Obama has McChrystal's resource request
Stars and Stripes
ARLINGTON, Va. – President Barack Obama late last week asked for and received from Defense Secretary Robert Gates a copy of Gen. Stanley McChrystal’s resource request for executing the war in Afghanistan. But the request has not been introduced into the White House’s war sessions that began last week and continued on Wednesday.
The document is the Afghanistan war commander’s follow-on to his earlier strategy assessment, and reportedly contains options calling for increases of 10,000 to 40,000 more troops. The Pentagon for weeks had said that the request would not be considered ahead of the strategy.
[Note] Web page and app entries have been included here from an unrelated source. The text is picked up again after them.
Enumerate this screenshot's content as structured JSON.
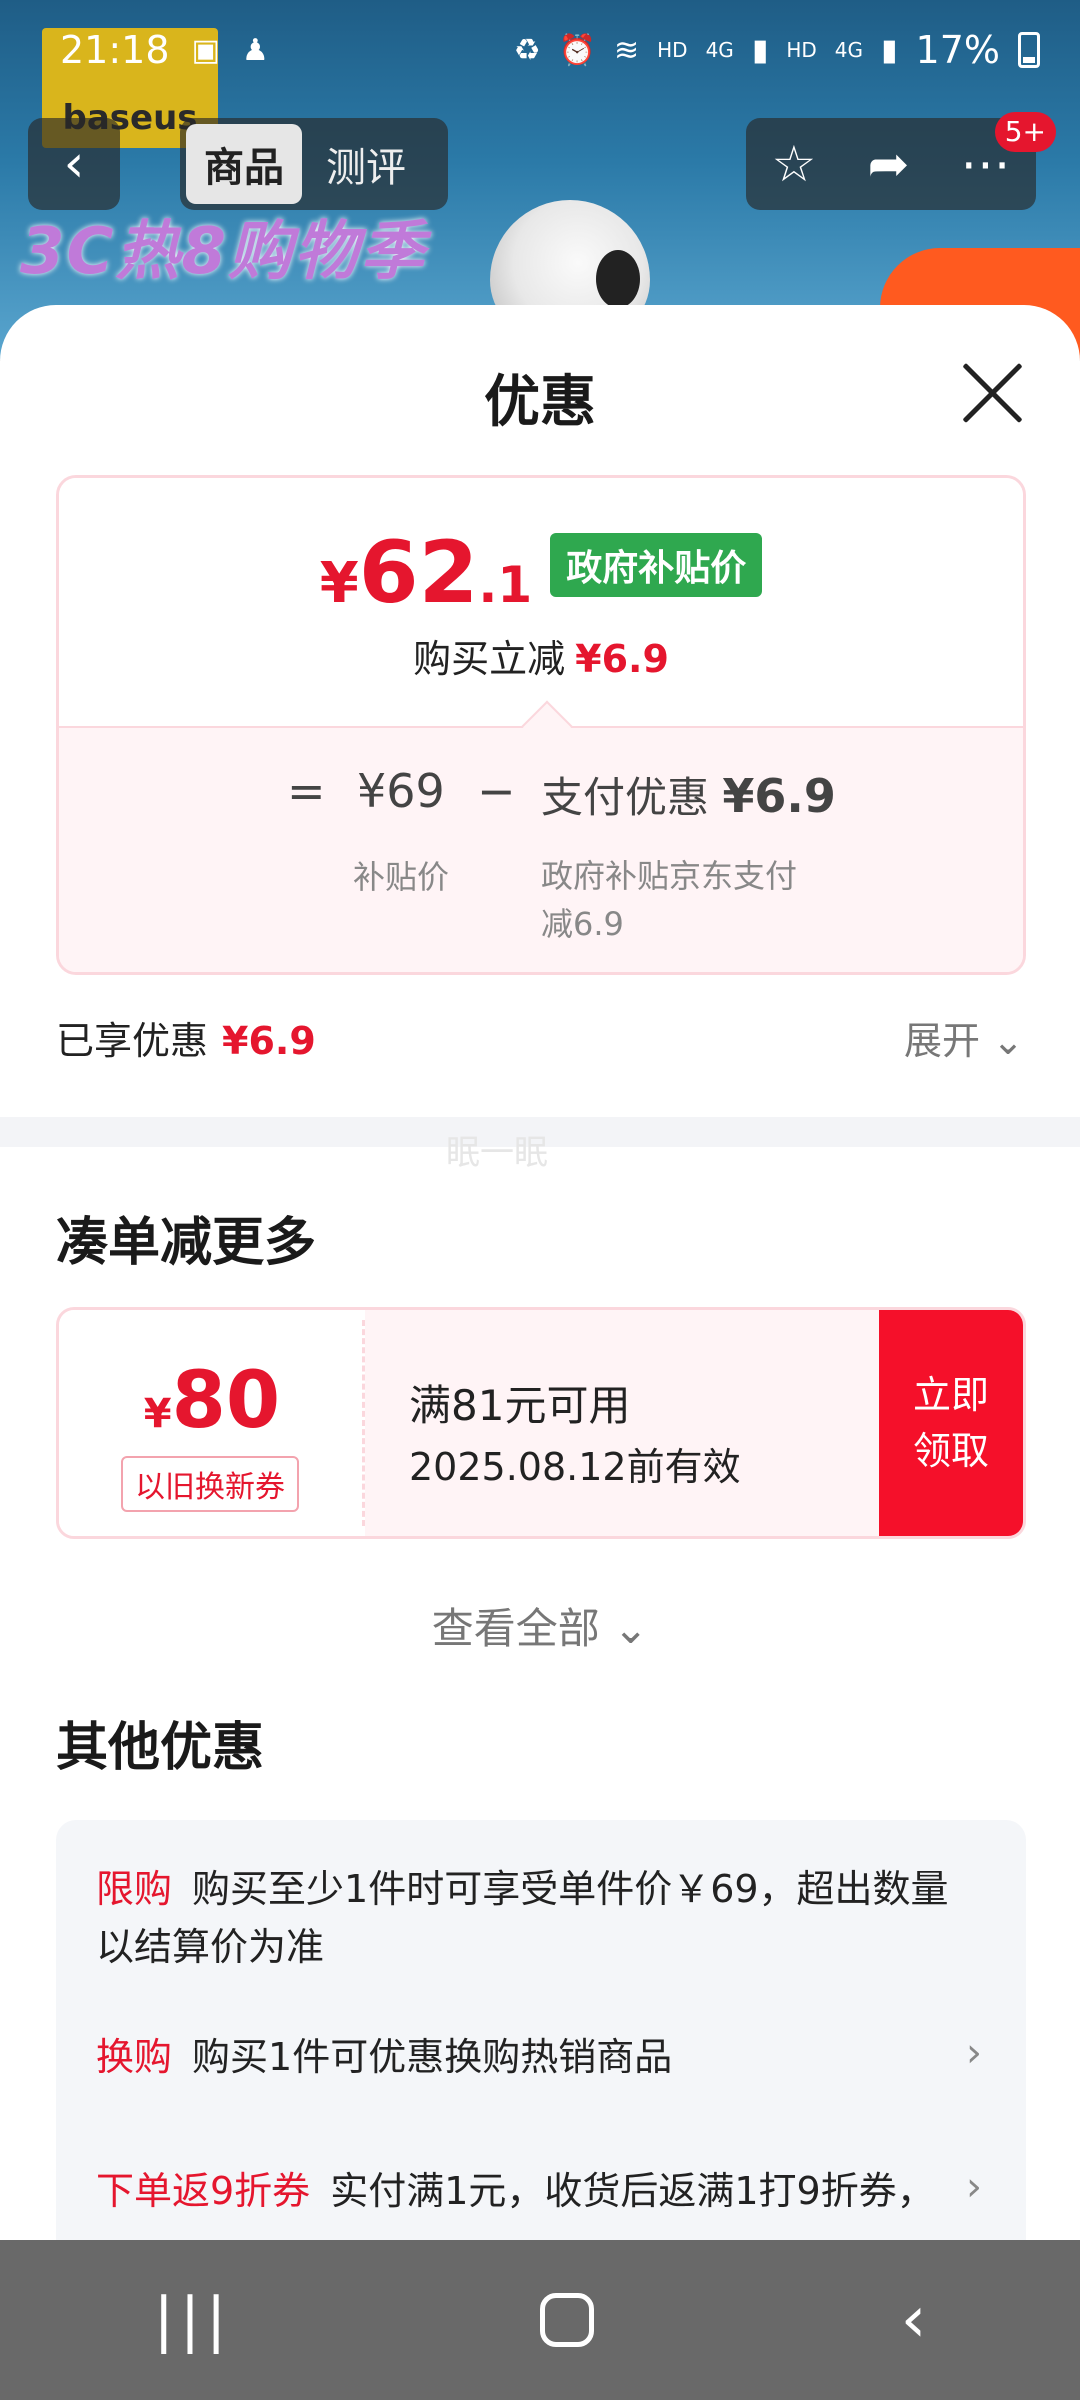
{
  "status_bar": {
    "time": "21:18",
    "right_text_1": "HD",
    "net_1": "4G",
    "right_text_2": "HD",
    "net_2": "4G",
    "battery": "17%"
  },
  "header": {
    "logo_text": "baseus",
    "tabs": [
      {
        "label": "商品"
      },
      {
        "label": "测评"
      }
    ],
    "badge": "5+",
    "banner": "3C热8购物季"
  },
  "sheet": {
    "title": "优惠",
    "price": {
      "currency": "¥",
      "int": "62",
      "dec": ".1",
      "tag": "政府补贴价"
    },
    "sub": {
      "label": "购买立减",
      "value": "¥6.9"
    },
    "breakdown": {
      "eq": "=",
      "value": "¥69",
      "minus": "−",
      "pay_label": "支付优惠",
      "pay_value": "¥6.9",
      "value_caption": "补贴价",
      "pay_caption": "政府补贴京东支付减6.9"
    },
    "enjoyed": {
      "label": "已享优惠",
      "value": "¥6.9"
    },
    "expand_label": "展开",
    "watermark": "眠一眠",
    "more_title": "凑单减更多",
    "coupon": {
      "yen": "¥",
      "amount": "80",
      "type": "以旧换新券",
      "condition": "满81元可用",
      "validity": "2025.08.12前有效",
      "button_line1": "立即",
      "button_line2": "领取"
    },
    "view_all": "查看全部",
    "other_title": "其他优惠",
    "promos": [
      {
        "tag": "限购",
        "text": "购买至少1件时可享受单件价￥69，超出数量以结算价为准"
      },
      {
        "tag": "换购",
        "text": "购买1件可优惠换购热销商品"
      },
      {
        "tag": "下单返9折券",
        "text": "实付满1元，收货后返满1打9折券，"
      }
    ]
  },
  "colors": {
    "accent": "#e5162e",
    "gov_tag": "#2fa84f",
    "coupon_btn": "#f5102a"
  }
}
As reporters in Washington and Afghanistan pressed for details, Gates two weeks ago decided to keep an original copy of McChrystal’s resource request in his desk, as it was vetted through the chain of command, from McChrystal to the regional Central Command, the Joint Chiefs of Staff, the secretary and the to the president.
The secretary said then he wanted to draw attention away from McChrystal and would share the document only if the White House deliberations were completed or the president requested it.
But on Wednesday, Gates’ spokesman Geoff Morrell said in a Pentagon briefing that the secretary kept the copy personally in part to avoid leaks to the media. Last month, Bob Woodward of the Washington Post obtained a copy of McChrystal’s strategy assessment and published an “unclassified” version that the Pentagon first vetted with the newspapers editors.
“Normally – listen, we saw what happened, frankly, with the assessment, and the leaks that took place, and I think we wanted to avoid any opportunity for leaking of this before the president had an opportunity to see it himself,” Morrell said.
Morrell called the resource request that Gates handed to the president an “informal copy”, saying the “formal copy” was still rising through the chain of command and would include comments from those commanders when it was handed to the White House.
But Gen. David Petraeus, CENTCOM commander, Adm. Mike Mullen, the chairman of the joint chiefs, and the secretary all have seen the raw original, according to Morrell.
“Ultimately, it means, frankly, nothing until there is a decision made about the way ahead. So all this work can happen, perhaps, for naught, depending on what the direction is that’s provided by the president and his team,” he said.
Morrell would not confirm if that leak to Woodward was under investigation.